WHAT IS EXPECTED
Only the pictures should be dropped; every line of the data must come back exactly as written.

----

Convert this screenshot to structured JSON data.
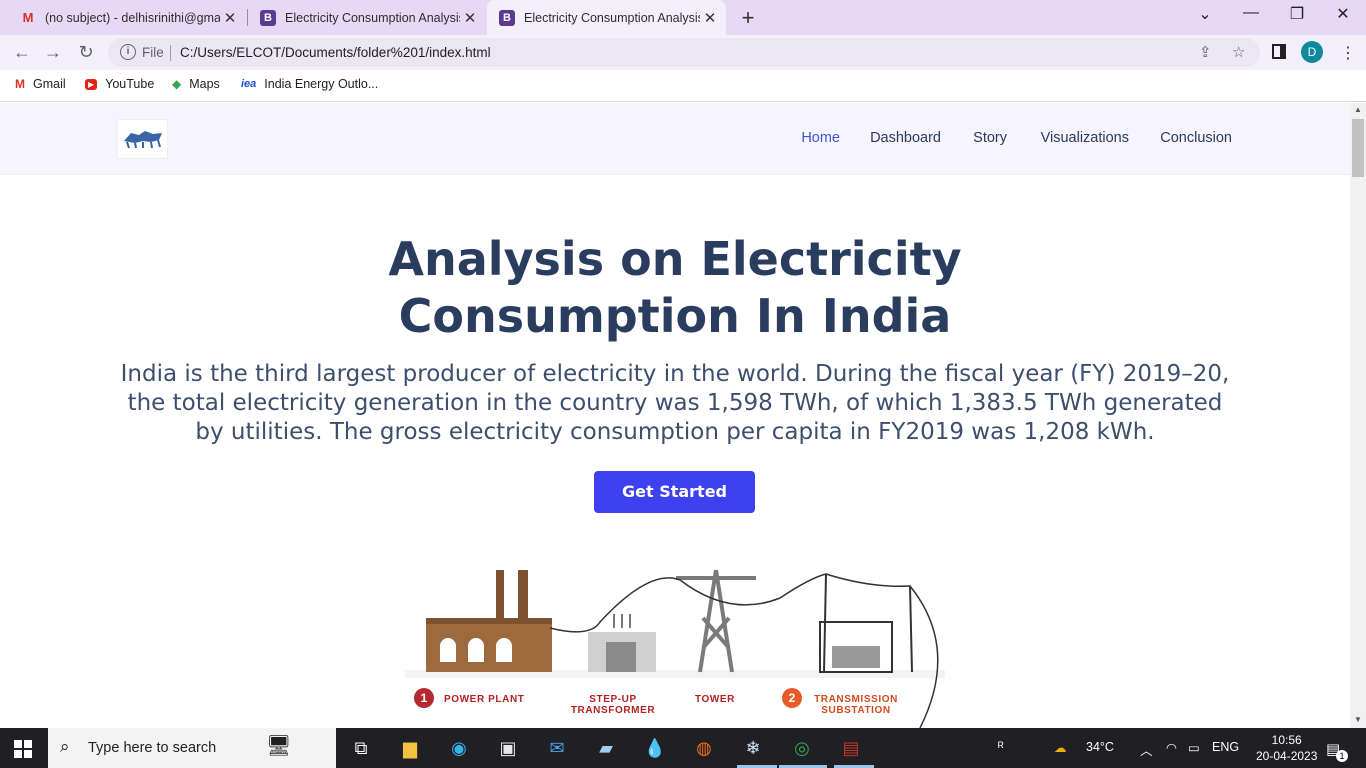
{
  "browser": {
    "tabs": [
      {
        "title": "(no subject) - delhisrinithi@gmai",
        "favicon": "gmail-icon",
        "active": false
      },
      {
        "title": "Electricity Consumption Analysis",
        "favicon": "bootstrap-icon",
        "active": false
      },
      {
        "title": "Electricity Consumption Analysis",
        "favicon": "bootstrap-icon",
        "active": true
      }
    ],
    "new_tab": "+",
    "address": {
      "scheme": "File",
      "url": "C:/Users/ELCOT/Documents/folder%201/index.html"
    },
    "profile_initial": "D",
    "bookmarks": [
      {
        "label": "Gmail",
        "icon": "gmail-icon"
      },
      {
        "label": "YouTube",
        "icon": "youtube-icon"
      },
      {
        "label": "Maps",
        "icon": "maps-icon"
      },
      {
        "label": "India Energy Outlo...",
        "icon": "iea-icon"
      }
    ]
  },
  "site": {
    "nav": [
      {
        "label": "Home",
        "active": true
      },
      {
        "label": "Dashboard",
        "active": false
      },
      {
        "label": "Story",
        "active": false
      },
      {
        "label": "Visualizations",
        "active": false
      },
      {
        "label": "Conclusion",
        "active": false
      }
    ],
    "hero": {
      "title_line1": "Analysis on Electricity",
      "title_line2": "Consumption In India",
      "text": "India is the third largest producer of electricity in the world. During the fiscal year (FY) 2019–20, the total electricity generation in the country was 1,598 TWh, of which 1,383.5 TWh generated by utilities. The gross electricity consumption per capita in FY2019 was 1,208 kWh.",
      "cta": "Get Started"
    },
    "illustration": {
      "labels": [
        {
          "num": "1",
          "text": "POWER PLANT"
        },
        {
          "num": "",
          "text": "STEP-UP TRANSFORMER"
        },
        {
          "num": "",
          "text": "TOWER"
        },
        {
          "num": "2",
          "text": "TRANSMISSION SUBSTATION"
        }
      ]
    }
  },
  "taskbar": {
    "search_placeholder": "Type here to search",
    "weather": "34°C",
    "language": "ENG",
    "time": "10:56",
    "date": "20-04-2023",
    "notifications": "1"
  },
  "colors": {
    "tab_strip": "#e7d9f6",
    "header_bg": "#f5f4ff",
    "accent": "#3e41f0",
    "title": "#2a3d5f"
  }
}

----

SOLUTION BELOW
Convert this screenshot to structured JSON data.
{
  "browser": {
    "tabs": [
      {
        "title": "(no subject) - delhisrinithi@gmai",
        "favicon": "gmail-icon",
        "active": false
      },
      {
        "title": "Electricity Consumption Analysis",
        "favicon": "bootstrap-icon",
        "active": false
      },
      {
        "title": "Electricity Consumption Analysis",
        "favicon": "bootstrap-icon",
        "active": true
      }
    ],
    "new_tab": "+",
    "address": {
      "scheme": "File",
      "url": "C:/Users/ELCOT/Documents/folder%201/index.html"
    },
    "profile_initial": "D",
    "bookmarks": [
      {
        "label": "Gmail",
        "icon": "gmail-icon"
      },
      {
        "label": "YouTube",
        "icon": "youtube-icon"
      },
      {
        "label": "Maps",
        "icon": "maps-icon"
      },
      {
        "label": "India Energy Outlo...",
        "icon": "iea-icon"
      }
    ]
  },
  "site": {
    "nav": [
      {
        "label": "Home",
        "active": true
      },
      {
        "label": "Dashboard",
        "active": false
      },
      {
        "label": "Story",
        "active": false
      },
      {
        "label": "Visualizations",
        "active": false
      },
      {
        "label": "Conclusion",
        "active": false
      }
    ],
    "hero": {
      "title_line1": "Analysis on Electricity",
      "title_line2": "Consumption In India",
      "text": "India is the third largest producer of electricity in the world. During the fiscal year (FY) 2019–20, the total electricity generation in the country was 1,598 TWh, of which 1,383.5 TWh generated by utilities. The gross electricity consumption per capita in FY2019 was 1,208 kWh.",
      "cta": "Get Started"
    },
    "illustration": {
      "labels": [
        {
          "num": "1",
          "text": "POWER PLANT"
        },
        {
          "num": "",
          "text": "STEP-UP TRANSFORMER"
        },
        {
          "num": "",
          "text": "TOWER"
        },
        {
          "num": "2",
          "text": "TRANSMISSION SUBSTATION"
        }
      ]
    }
  },
  "taskbar": {
    "search_placeholder": "Type here to search",
    "weather": "34°C",
    "language": "ENG",
    "time": "10:56",
    "date": "20-04-2023",
    "notifications": "1"
  },
  "colors": {
    "tab_strip": "#e7d9f6",
    "header_bg": "#f5f4ff",
    "accent": "#3e41f0",
    "title": "#2a3d5f"
  }
}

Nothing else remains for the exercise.